**Task goal**
Scan the entries below. List each line with "source".
── Data shown ──
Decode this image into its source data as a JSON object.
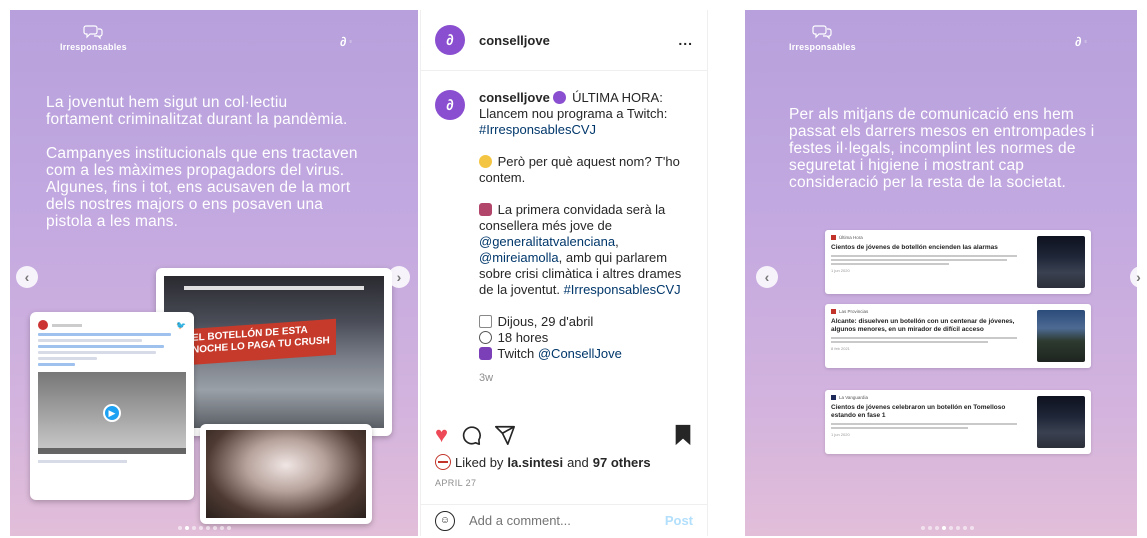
{
  "left_story": {
    "brand": "Irresponsables",
    "paragraphs": [
      "La joventut hem sigut un col·lectiu fortament criminalitzat durant la pandèmia.",
      "Campanyes institucionals que ens tractaven com a les màximes propagadors del virus. Algunes, fins i tot, ens acusaven de la mort dels nostres majors o ens posaven una pistola a les mans."
    ],
    "metro_banner": "EL BOTELLÓN DE ESTA NOCHE LO PAGA TU CRUSH"
  },
  "post": {
    "username": "conselljove",
    "more": "...",
    "caption_user": "conselljove",
    "caption_line1": "ÚLTIMA HORA: Llancem nou programa a Twitch:",
    "hashtag1": "#IrresponsablesCVJ",
    "p2": "Però per què aquest nom? T'ho contem.",
    "p3_text": "La primera convidada serà la consellera més jove de",
    "mention1": "@generalitatvalenciana",
    "mention2": "@mireiamolla",
    "p3_rest": ", amb qui parlarem sobre crisi climàtica i altres drames de la joventut.",
    "hashtag2": "#IrresponsablesCVJ",
    "date_line": "Dijous, 29 d'abril",
    "hour_line": "18 hores",
    "twitch_label": "Twitch",
    "twitch_handle": "@ConsellJove",
    "time_ago": "3w",
    "liked_prefix": "Liked by",
    "liked_user": "la.sintesi",
    "liked_and": "and",
    "liked_others": "97 others",
    "post_date": "APRIL 27",
    "comment_placeholder": "Add a comment...",
    "post_button": "Post"
  },
  "right_story": {
    "brand": "Irresponsables",
    "text": "Per als mitjans de comunicació ens hem passat els darrers mesos en entrompades i festes il·legals, incomplint les normes de seguretat i higiene i mostrant cap consideració per la resta de la societat.",
    "news": [
      {
        "source": "Última Hora",
        "headline": "Cientos de jóvenes de botellón encienden las alarmas",
        "date": "1 jun 2020"
      },
      {
        "source": "Las Provincias",
        "headline": "Alcante: disuelven un botellón con un centenar de jóvenes, algunos menores, en un mirador de difícil acceso",
        "date": "8 feb 2021"
      },
      {
        "source": "La Vanguardia",
        "headline": "Cientos de jóvenes celebraron un botellón en Tomelloso estando en fase 1",
        "date": "1 jun 2020"
      }
    ]
  },
  "colors": {
    "story_gradient_top": "#b7a0dc",
    "story_gradient_bottom": "#e2bed9",
    "instagram_like": "#ed4956",
    "instagram_link": "#00376b",
    "brand_purple": "#8a4fd0"
  }
}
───
**Result of this task**
Decode this image into its source data as a JSON object.
        "source": "Última Hora",
        "source": "Las Provincias",
        "source": "La Vanguardia",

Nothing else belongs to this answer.